Collected data entries
----------------------------------------

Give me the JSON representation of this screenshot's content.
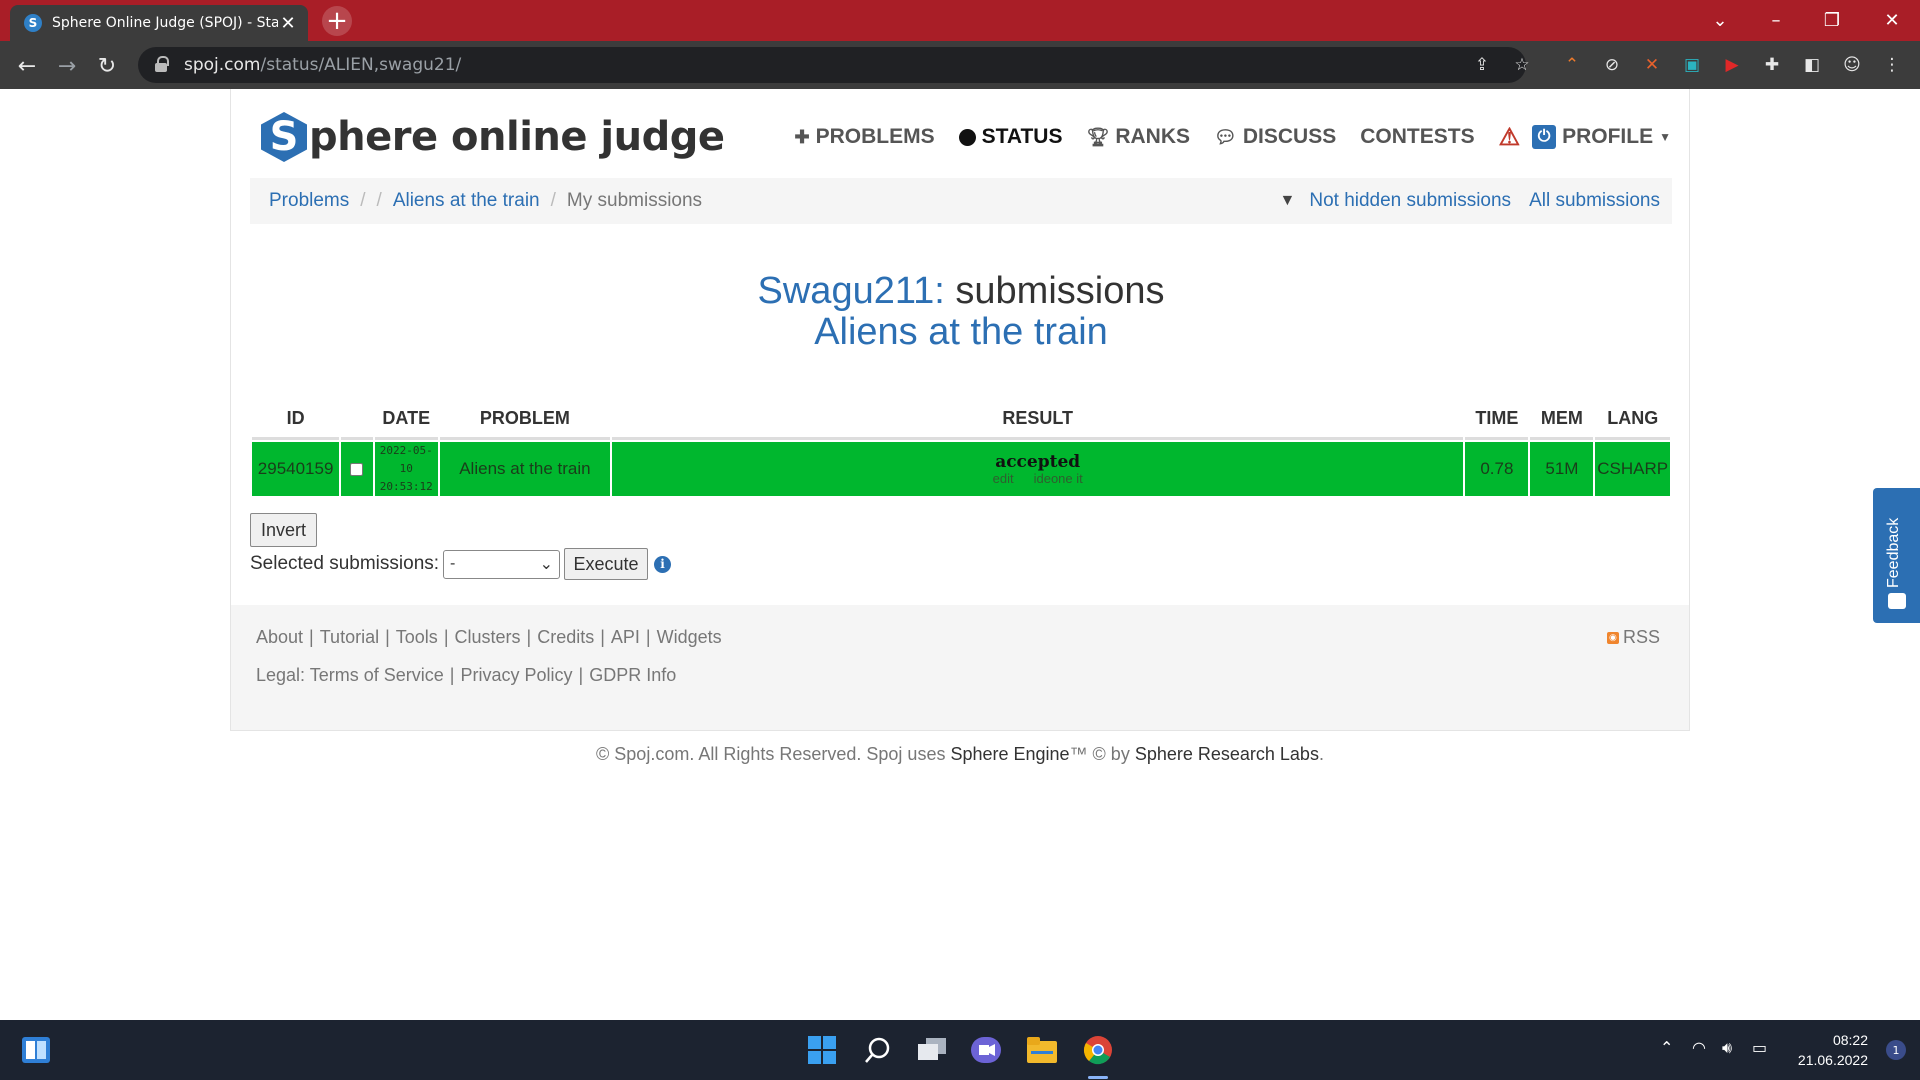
{
  "browser": {
    "tab_title": "Sphere Online Judge (SPOJ) - Sta",
    "tab_favicon": "S",
    "url_host": "spoj.com",
    "url_path": "/status/ALIEN,swagu21/"
  },
  "site": {
    "logo_letter": "S",
    "logo_text": "phere online judge",
    "nav": {
      "problems": "PROBLEMS",
      "status": "STATUS",
      "ranks": "RANKS",
      "discuss": "DISCUSS",
      "contests": "CONTESTS",
      "profile": "PROFILE"
    }
  },
  "breadcrumb": {
    "problems": "Problems",
    "problem": "Aliens at the train",
    "current": "My submissions",
    "not_hidden": "Not hidden submissions",
    "all": "All submissions"
  },
  "heading": {
    "user": "Swagu211:",
    "word": "submissions",
    "problem": "Aliens at the train"
  },
  "table": {
    "headers": [
      "ID",
      "DATE",
      "PROBLEM",
      "RESULT",
      "TIME",
      "MEM",
      "LANG"
    ],
    "rows": [
      {
        "id": "29540159",
        "date": "2022-05-10",
        "time_of_day": "20:53:12",
        "problem": "Aliens at the train",
        "result": "accepted",
        "edit": "edit",
        "ideone": "ideone it",
        "time": "0.78",
        "mem": "51M",
        "lang": "CSHARP"
      }
    ],
    "row_color": "#00b72e"
  },
  "controls": {
    "invert": "Invert",
    "selected_label": "Selected submissions:",
    "select_value": "-",
    "execute": "Execute",
    "info": "i"
  },
  "footer": {
    "about": "About",
    "tutorial": "Tutorial",
    "tools": "Tools",
    "clusters": "Clusters",
    "credits": "Credits",
    "api": "API",
    "widgets": "Widgets",
    "legal": "Legal:",
    "terms": "Terms of Service",
    "privacy": "Privacy Policy",
    "gdpr": "GDPR Info",
    "rss": "RSS"
  },
  "copyright": {
    "pre": "© Spoj.com. All Rights Reserved. Spoj uses ",
    "engine": "Sphere Engine",
    "mid": "™ © by ",
    "labs": "Sphere Research Labs",
    "post": "."
  },
  "feedback": "Feedback",
  "taskbar": {
    "time": "08:22",
    "date": "21.06.2022",
    "notifications": "1"
  }
}
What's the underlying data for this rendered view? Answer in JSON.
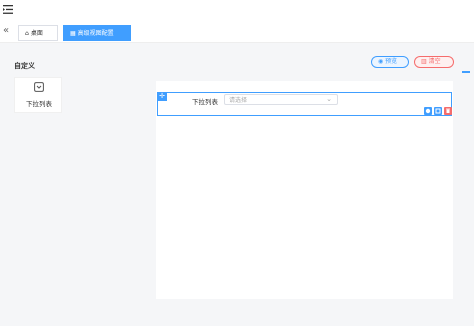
{
  "header": {
    "menu_icon": "hamburger-menu-icon"
  },
  "tabs": {
    "collapse_icon": "double-chevron-left-icon",
    "items": [
      {
        "label": "桌面",
        "icon": "home-icon",
        "active": false
      },
      {
        "label": "高级视图配置",
        "icon": "grid-icon",
        "active": true
      }
    ]
  },
  "left_panel": {
    "title": "自定义",
    "widgets": [
      {
        "label": "下拉列表",
        "icon": "select-box-icon"
      }
    ]
  },
  "toolbar": {
    "preview_label": "预览",
    "clear_label": "清空"
  },
  "form": {
    "fields": [
      {
        "label": "下拉列表",
        "placeholder": "请选择"
      }
    ]
  },
  "colors": {
    "primary": "#409eff",
    "danger": "#f56c6c",
    "background": "#f5f6f8"
  }
}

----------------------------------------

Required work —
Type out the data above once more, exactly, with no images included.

Result for this exercise —
Give me the JSON representation of this screenshot's content.
{
  "browser": {
    "tab_title": "Sphere Online Judge (SPOJ) - Sta",
    "tab_favicon": "S",
    "url_host": "spoj.com",
    "url_path": "/status/ALIEN,swagu21/"
  },
  "site": {
    "logo_letter": "S",
    "logo_text": "phere online judge",
    "nav": {
      "problems": "PROBLEMS",
      "status": "STATUS",
      "ranks": "RANKS",
      "discuss": "DISCUSS",
      "contests": "CONTESTS",
      "profile": "PROFILE"
    }
  },
  "breadcrumb": {
    "problems": "Problems",
    "problem": "Aliens at the train",
    "current": "My submissions",
    "not_hidden": "Not hidden submissions",
    "all": "All submissions"
  },
  "heading": {
    "user": "Swagu211:",
    "word": "submissions",
    "problem": "Aliens at the train"
  },
  "table": {
    "headers": [
      "ID",
      "DATE",
      "PROBLEM",
      "RESULT",
      "TIME",
      "MEM",
      "LANG"
    ],
    "rows": [
      {
        "id": "29540159",
        "date": "2022-05-10",
        "time_of_day": "20:53:12",
        "problem": "Aliens at the train",
        "result": "accepted",
        "edit": "edit",
        "ideone": "ideone it",
        "time": "0.78",
        "mem": "51M",
        "lang": "CSHARP"
      }
    ],
    "row_color": "#00b72e"
  },
  "controls": {
    "invert": "Invert",
    "selected_label": "Selected submissions:",
    "select_value": "-",
    "execute": "Execute",
    "info": "i"
  },
  "footer": {
    "about": "About",
    "tutorial": "Tutorial",
    "tools": "Tools",
    "clusters": "Clusters",
    "credits": "Credits",
    "api": "API",
    "widgets": "Widgets",
    "legal": "Legal:",
    "terms": "Terms of Service",
    "privacy": "Privacy Policy",
    "gdpr": "GDPR Info",
    "rss": "RSS"
  },
  "copyright": {
    "pre": "© Spoj.com. All Rights Reserved. Spoj uses ",
    "engine": "Sphere Engine",
    "mid": "™ © by ",
    "labs": "Sphere Research Labs",
    "post": "."
  },
  "feedback": "Feedback",
  "taskbar": {
    "time": "08:22",
    "date": "21.06.2022",
    "notifications": "1"
  }
}
What's the underlying data for this rendered view? Answer in JSON.
{
  "header": {
    "menu_icon": "hamburger-menu-icon"
  },
  "tabs": {
    "collapse_icon": "double-chevron-left-icon",
    "items": [
      {
        "label": "桌面",
        "icon": "home-icon",
        "active": false
      },
      {
        "label": "高级视图配置",
        "icon": "grid-icon",
        "active": true
      }
    ]
  },
  "left_panel": {
    "title": "自定义",
    "widgets": [
      {
        "label": "下拉列表",
        "icon": "select-box-icon"
      }
    ]
  },
  "toolbar": {
    "preview_label": "预览",
    "clear_label": "清空"
  },
  "form": {
    "fields": [
      {
        "label": "下拉列表",
        "placeholder": "请选择"
      }
    ]
  },
  "colors": {
    "primary": "#409eff",
    "danger": "#f56c6c",
    "background": "#f5f6f8"
  }
}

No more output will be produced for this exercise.